Despite your best efforts to communicate effectively, there can sometimes be communication barriers that get in the way and make communication difficult. Here are some examples of communication barriers that you may come across:
- Attitude-When a worker is abrupt because of their mood or something else, the person they are talking to could feel frustrated and not want to communicate.
- Limited use of technology-When technological aids that are used to help the individual communicate are not available.
- Body positioning-Sitting too close could be intimidating while sitting too far away could show a lack of interest or concern.
- Emotions-Someone who is feeling depressed, angry, embarrassed or upset may not be able to think or communicate in a sensible way.
- Physical-When someone has a physical condition that makes communication difficult, for example, if they are breathless or in pain.
- Not enough time-Not giving individuals enough time to say what they want may make them feel rushed and reluctant to express their true wishes.
- Poor or negative body language-Crossed arms or legs, poor facial expressions and similar negative body language can make someone less likely to communicate.

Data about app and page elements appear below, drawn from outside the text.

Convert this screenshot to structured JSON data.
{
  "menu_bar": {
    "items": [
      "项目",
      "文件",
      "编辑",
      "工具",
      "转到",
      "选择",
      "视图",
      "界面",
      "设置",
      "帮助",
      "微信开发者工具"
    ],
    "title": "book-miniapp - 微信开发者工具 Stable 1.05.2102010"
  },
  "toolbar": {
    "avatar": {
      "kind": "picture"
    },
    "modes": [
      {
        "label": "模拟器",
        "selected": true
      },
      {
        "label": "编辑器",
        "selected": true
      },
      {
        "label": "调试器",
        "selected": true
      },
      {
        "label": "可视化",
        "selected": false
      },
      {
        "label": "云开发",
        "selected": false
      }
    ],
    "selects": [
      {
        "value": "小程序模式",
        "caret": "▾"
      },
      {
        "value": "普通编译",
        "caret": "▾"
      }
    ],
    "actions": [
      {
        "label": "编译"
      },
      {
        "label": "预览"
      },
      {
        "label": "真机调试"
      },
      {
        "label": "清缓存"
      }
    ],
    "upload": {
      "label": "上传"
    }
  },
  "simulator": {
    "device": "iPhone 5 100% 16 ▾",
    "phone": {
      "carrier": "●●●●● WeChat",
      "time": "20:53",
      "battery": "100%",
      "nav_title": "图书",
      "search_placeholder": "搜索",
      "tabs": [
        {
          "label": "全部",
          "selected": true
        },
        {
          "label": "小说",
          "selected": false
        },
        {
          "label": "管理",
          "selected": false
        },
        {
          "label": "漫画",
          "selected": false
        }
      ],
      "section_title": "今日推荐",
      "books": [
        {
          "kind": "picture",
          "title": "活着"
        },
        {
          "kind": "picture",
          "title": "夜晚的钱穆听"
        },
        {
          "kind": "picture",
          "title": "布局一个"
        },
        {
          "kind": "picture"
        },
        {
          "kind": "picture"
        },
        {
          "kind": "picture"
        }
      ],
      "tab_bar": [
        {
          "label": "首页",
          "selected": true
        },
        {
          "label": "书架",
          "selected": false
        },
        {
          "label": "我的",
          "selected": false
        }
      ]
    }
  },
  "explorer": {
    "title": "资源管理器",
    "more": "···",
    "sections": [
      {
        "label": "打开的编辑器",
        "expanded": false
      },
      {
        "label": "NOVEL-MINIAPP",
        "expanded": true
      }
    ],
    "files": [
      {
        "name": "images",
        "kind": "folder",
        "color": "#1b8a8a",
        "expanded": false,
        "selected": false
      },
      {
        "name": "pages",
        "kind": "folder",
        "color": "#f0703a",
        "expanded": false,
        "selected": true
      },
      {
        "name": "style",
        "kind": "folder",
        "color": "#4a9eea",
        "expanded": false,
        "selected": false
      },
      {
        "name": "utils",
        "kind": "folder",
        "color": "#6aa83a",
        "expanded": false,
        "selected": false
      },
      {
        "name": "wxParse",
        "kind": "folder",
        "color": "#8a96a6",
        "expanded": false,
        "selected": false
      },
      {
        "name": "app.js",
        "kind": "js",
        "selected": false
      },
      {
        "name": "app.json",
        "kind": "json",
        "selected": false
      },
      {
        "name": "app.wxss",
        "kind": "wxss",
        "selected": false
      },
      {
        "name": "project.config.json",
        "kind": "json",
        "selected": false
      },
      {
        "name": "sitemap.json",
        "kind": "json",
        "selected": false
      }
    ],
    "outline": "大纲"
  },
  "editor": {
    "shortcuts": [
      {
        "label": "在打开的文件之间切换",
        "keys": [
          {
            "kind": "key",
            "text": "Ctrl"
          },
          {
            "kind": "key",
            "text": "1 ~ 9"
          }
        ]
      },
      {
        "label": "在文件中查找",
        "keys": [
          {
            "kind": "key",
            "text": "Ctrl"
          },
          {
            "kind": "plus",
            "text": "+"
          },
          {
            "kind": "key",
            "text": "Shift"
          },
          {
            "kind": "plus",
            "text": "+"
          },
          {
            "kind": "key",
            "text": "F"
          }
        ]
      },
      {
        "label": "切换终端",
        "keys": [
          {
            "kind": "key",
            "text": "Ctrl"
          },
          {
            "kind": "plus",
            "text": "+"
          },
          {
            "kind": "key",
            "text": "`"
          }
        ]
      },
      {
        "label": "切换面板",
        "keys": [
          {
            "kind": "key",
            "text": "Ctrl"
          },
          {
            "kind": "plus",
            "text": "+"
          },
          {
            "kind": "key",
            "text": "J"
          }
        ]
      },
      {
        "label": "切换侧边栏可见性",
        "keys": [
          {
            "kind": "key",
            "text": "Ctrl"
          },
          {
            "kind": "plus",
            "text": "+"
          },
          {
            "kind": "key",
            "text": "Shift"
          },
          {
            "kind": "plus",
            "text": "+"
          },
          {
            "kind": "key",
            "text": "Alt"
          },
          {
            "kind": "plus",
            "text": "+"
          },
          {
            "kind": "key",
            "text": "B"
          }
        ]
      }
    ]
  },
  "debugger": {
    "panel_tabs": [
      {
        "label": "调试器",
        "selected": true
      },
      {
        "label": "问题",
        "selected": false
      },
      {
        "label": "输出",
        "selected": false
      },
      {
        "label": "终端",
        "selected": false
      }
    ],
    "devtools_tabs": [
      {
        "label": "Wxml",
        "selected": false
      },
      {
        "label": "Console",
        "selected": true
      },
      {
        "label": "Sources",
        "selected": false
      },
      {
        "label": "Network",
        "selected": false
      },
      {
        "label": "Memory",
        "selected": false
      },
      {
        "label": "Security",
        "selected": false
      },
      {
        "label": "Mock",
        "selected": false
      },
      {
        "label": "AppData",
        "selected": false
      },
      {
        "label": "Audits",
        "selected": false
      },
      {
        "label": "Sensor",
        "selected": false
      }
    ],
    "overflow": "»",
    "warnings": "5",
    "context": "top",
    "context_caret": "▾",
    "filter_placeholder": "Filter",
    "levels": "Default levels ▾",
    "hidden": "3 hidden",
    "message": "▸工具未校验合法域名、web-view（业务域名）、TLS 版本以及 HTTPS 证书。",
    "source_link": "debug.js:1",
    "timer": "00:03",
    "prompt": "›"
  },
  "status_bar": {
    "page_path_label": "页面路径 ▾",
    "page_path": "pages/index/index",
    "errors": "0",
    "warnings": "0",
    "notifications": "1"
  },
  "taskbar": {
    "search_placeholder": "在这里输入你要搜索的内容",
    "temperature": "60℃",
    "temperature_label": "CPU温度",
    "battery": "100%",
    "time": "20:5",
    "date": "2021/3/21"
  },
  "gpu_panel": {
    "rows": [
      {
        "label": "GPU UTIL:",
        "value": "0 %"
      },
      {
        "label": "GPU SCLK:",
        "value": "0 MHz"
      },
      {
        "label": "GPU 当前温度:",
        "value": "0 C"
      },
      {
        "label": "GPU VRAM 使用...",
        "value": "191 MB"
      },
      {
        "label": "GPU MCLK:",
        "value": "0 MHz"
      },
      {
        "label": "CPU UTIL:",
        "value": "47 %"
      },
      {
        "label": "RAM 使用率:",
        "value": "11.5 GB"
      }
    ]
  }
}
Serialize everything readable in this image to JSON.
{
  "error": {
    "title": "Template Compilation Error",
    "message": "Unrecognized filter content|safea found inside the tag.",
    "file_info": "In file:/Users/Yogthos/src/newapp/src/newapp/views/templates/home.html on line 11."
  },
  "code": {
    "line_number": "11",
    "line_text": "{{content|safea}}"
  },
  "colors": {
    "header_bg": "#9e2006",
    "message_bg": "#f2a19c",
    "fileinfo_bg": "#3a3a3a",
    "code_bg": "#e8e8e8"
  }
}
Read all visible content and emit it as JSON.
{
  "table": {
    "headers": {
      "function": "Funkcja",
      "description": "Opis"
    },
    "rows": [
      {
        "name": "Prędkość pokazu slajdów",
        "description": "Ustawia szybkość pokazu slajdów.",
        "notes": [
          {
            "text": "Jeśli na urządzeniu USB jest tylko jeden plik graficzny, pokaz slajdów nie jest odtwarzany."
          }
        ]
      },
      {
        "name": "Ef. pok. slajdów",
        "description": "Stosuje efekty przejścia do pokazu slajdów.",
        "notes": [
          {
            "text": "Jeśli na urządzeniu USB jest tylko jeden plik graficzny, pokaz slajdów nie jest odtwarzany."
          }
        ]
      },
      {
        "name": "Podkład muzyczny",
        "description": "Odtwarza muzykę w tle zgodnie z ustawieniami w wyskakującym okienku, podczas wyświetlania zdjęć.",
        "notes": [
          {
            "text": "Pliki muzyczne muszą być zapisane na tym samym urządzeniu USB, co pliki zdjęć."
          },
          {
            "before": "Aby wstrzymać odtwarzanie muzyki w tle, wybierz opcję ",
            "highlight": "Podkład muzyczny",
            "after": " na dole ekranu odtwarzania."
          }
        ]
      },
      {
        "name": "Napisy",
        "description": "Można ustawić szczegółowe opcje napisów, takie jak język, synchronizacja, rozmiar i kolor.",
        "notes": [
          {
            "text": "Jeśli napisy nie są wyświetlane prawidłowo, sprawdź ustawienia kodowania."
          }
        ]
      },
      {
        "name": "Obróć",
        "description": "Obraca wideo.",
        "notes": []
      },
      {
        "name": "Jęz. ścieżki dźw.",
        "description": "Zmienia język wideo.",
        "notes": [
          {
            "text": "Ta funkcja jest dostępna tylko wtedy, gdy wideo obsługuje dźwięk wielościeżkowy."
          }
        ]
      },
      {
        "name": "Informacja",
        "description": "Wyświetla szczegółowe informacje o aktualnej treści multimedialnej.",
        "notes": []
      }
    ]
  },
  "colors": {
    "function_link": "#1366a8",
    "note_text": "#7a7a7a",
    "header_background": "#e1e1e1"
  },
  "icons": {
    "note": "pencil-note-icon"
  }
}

- Lack of privacy-Individuals may not want to talk about something private or confidential if they lack privacy.
- Stereotyping-Generalisations, for example, thinking that all old people are hard of hearing.
In the next section we will go over what you can do to reduce these barriers to improve communication with individuals.